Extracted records

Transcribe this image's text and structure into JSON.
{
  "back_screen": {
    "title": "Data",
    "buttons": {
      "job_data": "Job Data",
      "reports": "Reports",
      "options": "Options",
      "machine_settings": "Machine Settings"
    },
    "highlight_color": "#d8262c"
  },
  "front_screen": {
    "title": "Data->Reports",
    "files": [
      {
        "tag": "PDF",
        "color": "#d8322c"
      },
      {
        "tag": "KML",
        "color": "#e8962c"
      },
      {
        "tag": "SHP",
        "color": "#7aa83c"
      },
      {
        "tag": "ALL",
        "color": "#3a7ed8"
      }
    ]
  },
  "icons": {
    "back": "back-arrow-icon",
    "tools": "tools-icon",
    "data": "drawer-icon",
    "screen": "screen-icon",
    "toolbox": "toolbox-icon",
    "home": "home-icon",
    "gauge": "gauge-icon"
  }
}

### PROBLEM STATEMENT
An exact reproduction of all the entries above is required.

### SOLUTION FOR THIS EXERCISE
Transcribe this image's text and structure into JSON.
{
  "back_screen": {
    "title": "Data",
    "buttons": {
      "job_data": "Job Data",
      "reports": "Reports",
      "options": "Options",
      "machine_settings": "Machine Settings"
    },
    "highlight_color": "#d8262c"
  },
  "front_screen": {
    "title": "Data->Reports",
    "files": [
      {
        "tag": "PDF",
        "color": "#d8322c"
      },
      {
        "tag": "KML",
        "color": "#e8962c"
      },
      {
        "tag": "SHP",
        "color": "#7aa83c"
      },
      {
        "tag": "ALL",
        "color": "#3a7ed8"
      }
    ]
  },
  "icons": {
    "back": "back-arrow-icon",
    "tools": "tools-icon",
    "data": "drawer-icon",
    "screen": "screen-icon",
    "toolbox": "toolbox-icon",
    "home": "home-icon",
    "gauge": "gauge-icon"
  }
}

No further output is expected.